Keith Ingold awarded gold medal

March 31, 2017 Facebook Twitter LinkedIn Google+ Uncategorized

Keith Ingold awarded a gold medal

Dr. Keith Ingold one of Honey Gables’ earliest residents, has recently been awarded a gold medal

One of our neighbours, indeed one of Honey Gables’ earliest residents, has recently been awarded the British Royal Society of Chemistry’s Sir Derek Barton 2016 Gold Medal in recognition of his “fundamental contributions to the understanding of free radical chemistry”.




Dr. Keith Ingold, whose lengthy career with Canada’s National Research Council continues on a part-time basis, was in London this past week to receive the award in the company of his daughter Diana Pratt, also of Honey Gables, and his sister Dilys of deepest, darkest Sussex in Great Britain. A brief biography, one prepared by the Royal Society with Dr. Ingold’s input, and a photo taken at the event are set out below

Keith Ingold was born in 1929 in Leeds to two very distinguished research chemists, Edith Hilda (Usherwood) Ingold and Christopher Kelk Ingold. Having no desire to play cricket for Yorkshire, or anywhere else, he fussed in his crib until his parents gave in and the family moved to London. He was then about one year old. Between the ages of 10 and 17, Keith attended at least seven different schools – wartime disruptions rather than (well-deserved) expulsions.


From high school he moved to University College London, graduating with a BSc (Hon Chem) in 1949. Two years at Oxford provided a shining new DPhil which allowed him to immigrate to Canada in 1951 and start his career at the National Research Council of Canada (NRC). After four years of post-doctoral work (Ottawa and Vancouver) he accepted a position in the NRC’s Division of Applied Chemistry.
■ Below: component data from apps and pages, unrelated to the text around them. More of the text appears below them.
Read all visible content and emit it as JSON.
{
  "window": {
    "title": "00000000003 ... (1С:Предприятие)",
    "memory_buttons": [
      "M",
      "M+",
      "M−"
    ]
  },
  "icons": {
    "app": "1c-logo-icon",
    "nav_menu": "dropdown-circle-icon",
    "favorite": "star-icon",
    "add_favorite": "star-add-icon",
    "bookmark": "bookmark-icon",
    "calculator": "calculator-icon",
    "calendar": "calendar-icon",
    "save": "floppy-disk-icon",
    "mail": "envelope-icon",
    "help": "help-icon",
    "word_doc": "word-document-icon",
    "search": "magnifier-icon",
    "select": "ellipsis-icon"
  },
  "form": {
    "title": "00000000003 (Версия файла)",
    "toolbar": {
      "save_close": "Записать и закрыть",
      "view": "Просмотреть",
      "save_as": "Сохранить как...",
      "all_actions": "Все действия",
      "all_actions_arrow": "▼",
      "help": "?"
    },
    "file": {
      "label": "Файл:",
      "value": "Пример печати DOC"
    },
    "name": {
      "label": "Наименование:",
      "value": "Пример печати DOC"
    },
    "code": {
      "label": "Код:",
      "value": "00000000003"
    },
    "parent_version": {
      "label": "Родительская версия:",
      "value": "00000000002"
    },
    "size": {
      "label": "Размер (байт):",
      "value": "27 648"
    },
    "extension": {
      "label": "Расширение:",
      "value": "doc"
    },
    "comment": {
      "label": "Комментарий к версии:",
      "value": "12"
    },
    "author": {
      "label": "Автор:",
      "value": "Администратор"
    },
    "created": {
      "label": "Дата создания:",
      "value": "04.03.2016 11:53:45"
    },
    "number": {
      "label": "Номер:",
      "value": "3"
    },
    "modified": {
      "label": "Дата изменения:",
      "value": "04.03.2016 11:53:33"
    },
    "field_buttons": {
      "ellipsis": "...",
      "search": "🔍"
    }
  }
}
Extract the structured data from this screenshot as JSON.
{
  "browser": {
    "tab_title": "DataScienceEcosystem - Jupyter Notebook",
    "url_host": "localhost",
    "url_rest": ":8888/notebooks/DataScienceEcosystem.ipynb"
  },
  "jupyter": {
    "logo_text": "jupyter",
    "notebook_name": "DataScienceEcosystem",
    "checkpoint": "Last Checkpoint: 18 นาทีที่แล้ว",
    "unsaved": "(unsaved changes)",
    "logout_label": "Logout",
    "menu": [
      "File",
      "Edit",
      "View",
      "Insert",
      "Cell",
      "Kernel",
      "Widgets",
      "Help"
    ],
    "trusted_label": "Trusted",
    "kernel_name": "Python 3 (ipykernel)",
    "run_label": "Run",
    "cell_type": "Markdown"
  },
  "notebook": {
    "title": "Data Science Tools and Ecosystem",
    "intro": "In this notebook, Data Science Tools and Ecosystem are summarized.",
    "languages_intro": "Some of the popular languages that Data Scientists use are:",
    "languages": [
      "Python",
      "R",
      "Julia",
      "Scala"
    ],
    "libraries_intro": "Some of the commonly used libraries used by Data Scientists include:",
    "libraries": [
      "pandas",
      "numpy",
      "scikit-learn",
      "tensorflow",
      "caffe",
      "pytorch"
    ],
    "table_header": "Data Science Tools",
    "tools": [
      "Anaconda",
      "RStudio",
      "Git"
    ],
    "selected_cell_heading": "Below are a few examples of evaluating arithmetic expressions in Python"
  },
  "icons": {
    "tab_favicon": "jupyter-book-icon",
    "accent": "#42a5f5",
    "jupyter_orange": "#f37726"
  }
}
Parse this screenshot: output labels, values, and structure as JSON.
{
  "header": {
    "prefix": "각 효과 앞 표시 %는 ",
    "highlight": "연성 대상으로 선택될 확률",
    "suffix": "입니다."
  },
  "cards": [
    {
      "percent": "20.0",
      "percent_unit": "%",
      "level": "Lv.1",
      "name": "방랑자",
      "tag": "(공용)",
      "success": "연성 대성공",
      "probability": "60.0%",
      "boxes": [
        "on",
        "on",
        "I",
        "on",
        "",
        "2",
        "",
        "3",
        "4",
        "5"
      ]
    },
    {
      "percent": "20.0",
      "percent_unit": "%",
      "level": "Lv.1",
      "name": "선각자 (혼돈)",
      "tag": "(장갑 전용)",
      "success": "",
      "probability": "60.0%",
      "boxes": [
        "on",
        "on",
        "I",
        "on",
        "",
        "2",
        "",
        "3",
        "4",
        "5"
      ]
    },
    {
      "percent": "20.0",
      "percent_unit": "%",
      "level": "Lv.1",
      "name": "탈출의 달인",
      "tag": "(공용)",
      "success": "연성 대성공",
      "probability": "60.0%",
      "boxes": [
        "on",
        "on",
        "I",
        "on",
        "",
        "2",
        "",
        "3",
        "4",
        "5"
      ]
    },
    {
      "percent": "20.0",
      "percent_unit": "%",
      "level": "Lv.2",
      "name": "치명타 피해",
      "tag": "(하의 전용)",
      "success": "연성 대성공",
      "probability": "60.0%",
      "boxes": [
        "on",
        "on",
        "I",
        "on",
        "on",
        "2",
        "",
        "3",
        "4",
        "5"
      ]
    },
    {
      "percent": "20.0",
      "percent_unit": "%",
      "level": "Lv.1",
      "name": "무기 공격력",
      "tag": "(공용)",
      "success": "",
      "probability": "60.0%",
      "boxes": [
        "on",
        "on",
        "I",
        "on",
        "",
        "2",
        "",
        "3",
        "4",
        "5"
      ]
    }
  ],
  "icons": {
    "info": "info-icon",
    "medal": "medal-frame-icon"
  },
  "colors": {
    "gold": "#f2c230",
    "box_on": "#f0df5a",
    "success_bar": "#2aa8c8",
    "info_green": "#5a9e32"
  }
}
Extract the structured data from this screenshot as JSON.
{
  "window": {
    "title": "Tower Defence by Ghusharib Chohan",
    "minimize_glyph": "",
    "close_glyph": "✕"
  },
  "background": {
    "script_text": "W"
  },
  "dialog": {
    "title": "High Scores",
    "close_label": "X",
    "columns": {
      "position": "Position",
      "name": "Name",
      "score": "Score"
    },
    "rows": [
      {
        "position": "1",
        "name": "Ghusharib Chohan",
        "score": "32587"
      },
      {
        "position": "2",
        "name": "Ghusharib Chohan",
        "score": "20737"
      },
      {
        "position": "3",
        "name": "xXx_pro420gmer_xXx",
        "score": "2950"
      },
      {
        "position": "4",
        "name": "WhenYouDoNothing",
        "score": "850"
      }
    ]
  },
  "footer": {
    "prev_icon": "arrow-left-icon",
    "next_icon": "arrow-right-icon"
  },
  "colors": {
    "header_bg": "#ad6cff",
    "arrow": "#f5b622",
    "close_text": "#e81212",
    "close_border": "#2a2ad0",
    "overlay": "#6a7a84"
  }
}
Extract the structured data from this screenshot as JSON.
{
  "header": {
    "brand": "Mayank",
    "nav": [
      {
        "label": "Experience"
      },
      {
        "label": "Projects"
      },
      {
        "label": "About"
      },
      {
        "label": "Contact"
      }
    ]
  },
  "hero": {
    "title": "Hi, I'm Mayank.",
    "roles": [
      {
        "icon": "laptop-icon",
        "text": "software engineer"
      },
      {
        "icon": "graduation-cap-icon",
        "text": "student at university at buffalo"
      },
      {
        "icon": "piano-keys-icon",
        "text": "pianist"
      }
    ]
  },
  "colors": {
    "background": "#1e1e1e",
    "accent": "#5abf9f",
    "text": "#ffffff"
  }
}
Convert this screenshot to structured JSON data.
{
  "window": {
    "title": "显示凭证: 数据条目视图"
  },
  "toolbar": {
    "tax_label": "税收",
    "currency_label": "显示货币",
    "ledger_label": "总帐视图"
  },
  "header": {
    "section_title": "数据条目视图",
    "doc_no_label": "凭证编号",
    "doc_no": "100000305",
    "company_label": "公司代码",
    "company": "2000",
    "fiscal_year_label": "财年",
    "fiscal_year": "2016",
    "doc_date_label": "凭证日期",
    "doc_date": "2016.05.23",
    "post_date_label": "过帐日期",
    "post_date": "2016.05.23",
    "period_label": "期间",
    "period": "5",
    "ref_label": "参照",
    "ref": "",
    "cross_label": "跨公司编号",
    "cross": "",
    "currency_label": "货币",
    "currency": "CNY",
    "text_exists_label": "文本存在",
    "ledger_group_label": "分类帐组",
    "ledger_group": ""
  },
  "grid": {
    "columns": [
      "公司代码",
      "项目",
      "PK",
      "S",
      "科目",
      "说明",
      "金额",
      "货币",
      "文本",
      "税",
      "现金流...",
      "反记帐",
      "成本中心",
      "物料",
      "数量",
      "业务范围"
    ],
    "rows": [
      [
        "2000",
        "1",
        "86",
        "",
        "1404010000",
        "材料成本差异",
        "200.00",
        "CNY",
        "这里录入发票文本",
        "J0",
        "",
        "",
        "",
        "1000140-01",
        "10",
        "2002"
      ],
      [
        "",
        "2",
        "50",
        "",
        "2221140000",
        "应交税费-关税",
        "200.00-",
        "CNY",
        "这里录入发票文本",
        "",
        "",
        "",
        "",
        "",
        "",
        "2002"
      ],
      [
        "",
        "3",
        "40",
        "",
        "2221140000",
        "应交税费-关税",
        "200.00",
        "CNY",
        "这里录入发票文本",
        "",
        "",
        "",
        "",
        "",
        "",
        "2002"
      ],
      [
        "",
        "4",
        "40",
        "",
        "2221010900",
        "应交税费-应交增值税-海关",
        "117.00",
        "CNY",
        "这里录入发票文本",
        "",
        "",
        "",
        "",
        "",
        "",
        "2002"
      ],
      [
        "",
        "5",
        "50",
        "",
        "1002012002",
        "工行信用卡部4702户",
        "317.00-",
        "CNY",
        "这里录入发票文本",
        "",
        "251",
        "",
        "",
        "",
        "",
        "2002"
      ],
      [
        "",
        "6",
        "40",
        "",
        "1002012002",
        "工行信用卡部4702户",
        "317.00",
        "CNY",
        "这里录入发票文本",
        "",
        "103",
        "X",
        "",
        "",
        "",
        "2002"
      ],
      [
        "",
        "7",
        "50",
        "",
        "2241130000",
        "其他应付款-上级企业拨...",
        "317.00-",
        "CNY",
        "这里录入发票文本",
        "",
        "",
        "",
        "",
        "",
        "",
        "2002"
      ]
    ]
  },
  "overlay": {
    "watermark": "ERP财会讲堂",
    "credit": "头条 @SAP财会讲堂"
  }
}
He retired (sort of) from the NRC on his 81st birthday.